People are recognizing the importance of getting more omega-3 fatty acids in their diet from fatty fish such as salmon. On the other hand, not everyone has the time to get a fresh piece of salmon on the dinner table. Fortunately, grocery stores have a plentiful supply of canned salmon that’s ready to eat, but what about the nutritional benefits? Is canned salmon healthy?
Canned Salmon vs. Fresh Salmon: The Advantages of Canned Salmon
Canned salmon is more convenient for most people to prepare. The good news? It even has a nutritional advantage. When canned salmon is processed, the calcium-rich bones are left intact – giving canned salmon an edge when it comes to building stronger bones. A full four ounce serving of canned salmon has almost as much calcium as a glass of milk, and it’s also a better source of vitamin D.
When salmon is prepared for canning, some of the fat is processed out which means it’s lower in calories than its fresh and frozen counterparts. Canned salmon is also usually caught in the wild which means that it’s lower in mercury and other contaminants than farm raised fresh salmon. Fresh salmon is usually more expensive than canned and may be harder to find.
Canned Salmon vs. Fresh Salmon: The Disadvantages of Canned Salmon

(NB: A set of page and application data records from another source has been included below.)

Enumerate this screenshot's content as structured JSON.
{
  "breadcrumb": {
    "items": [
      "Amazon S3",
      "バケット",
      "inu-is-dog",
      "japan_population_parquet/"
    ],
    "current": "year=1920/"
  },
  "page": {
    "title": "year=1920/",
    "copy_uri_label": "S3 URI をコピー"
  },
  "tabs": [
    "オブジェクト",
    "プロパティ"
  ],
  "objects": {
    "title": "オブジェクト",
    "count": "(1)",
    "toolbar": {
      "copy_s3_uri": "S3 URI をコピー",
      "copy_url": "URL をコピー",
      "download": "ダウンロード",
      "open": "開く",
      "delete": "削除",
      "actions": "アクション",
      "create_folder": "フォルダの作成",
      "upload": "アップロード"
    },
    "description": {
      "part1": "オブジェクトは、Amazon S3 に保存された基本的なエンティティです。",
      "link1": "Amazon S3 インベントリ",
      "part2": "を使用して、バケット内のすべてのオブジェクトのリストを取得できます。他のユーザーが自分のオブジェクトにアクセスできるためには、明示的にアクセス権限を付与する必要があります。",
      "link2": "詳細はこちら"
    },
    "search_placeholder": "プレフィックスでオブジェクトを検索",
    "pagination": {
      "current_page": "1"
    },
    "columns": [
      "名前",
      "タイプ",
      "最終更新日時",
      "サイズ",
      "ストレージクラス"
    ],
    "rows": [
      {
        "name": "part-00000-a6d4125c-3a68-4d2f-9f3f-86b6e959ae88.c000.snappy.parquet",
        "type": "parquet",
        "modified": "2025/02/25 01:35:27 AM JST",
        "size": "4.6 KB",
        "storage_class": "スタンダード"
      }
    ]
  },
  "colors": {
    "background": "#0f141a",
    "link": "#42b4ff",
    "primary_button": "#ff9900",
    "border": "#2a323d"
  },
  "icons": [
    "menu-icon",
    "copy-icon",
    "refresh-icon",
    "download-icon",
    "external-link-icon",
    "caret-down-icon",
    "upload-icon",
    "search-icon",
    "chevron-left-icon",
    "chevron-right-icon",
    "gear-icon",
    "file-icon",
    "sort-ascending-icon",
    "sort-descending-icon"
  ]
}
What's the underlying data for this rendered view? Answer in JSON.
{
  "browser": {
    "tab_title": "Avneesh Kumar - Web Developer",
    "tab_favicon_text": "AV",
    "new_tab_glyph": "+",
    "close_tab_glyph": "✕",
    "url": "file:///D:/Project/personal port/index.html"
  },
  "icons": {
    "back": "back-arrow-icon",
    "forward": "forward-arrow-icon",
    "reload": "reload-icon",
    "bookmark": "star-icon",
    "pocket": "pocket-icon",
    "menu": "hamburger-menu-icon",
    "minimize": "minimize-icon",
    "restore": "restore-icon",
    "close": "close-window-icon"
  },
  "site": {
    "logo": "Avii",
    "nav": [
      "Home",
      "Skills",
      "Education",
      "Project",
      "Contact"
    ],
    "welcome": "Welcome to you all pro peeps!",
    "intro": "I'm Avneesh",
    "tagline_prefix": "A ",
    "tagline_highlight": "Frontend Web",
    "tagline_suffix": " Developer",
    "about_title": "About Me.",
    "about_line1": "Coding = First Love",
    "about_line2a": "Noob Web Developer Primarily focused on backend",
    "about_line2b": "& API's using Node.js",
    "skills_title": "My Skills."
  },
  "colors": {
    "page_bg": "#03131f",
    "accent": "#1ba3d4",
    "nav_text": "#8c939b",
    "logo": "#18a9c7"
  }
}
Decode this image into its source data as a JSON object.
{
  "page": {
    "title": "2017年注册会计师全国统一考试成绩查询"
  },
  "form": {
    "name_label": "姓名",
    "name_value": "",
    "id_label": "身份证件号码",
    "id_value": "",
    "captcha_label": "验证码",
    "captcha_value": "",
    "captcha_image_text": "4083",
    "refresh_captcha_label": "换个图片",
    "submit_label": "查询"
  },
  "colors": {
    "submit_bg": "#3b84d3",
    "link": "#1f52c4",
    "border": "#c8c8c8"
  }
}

Although convenient, canned salmon has a few disadvantages from a health standpoint. Because some of the fat is removed during processing, it only has about half the amount of omega-3’s that fresh and frozen salmon does. If you’re eating salmon for the omega-3’s, you may be selling yourself short using canned salmon. In addition, most cans contain BPA liners and the BPA can leech into the salmon. Canned salmon is also significantly higher in salt – which most people don’t need more of.
The Bottom Line?
Each type of salmon has its advantages and disadvantages, but, overall, fresh or frozen salmon that’s caught in the wild (not farmed) is the healthiest choice. It has twice the omega-3’s of canned salmon and lacks the added sodium. If you can find it, this is the best option. If you’re looking for convenience, canned salmon will work in a pinch, but it’s best to soak to in water to reduce the amounts of BPA from the can that may have contaminated the fish.
Wild salmon is a nutritious choice for lunch dinner – or anytime. However you choose to do it, get more wild salmon in your diet.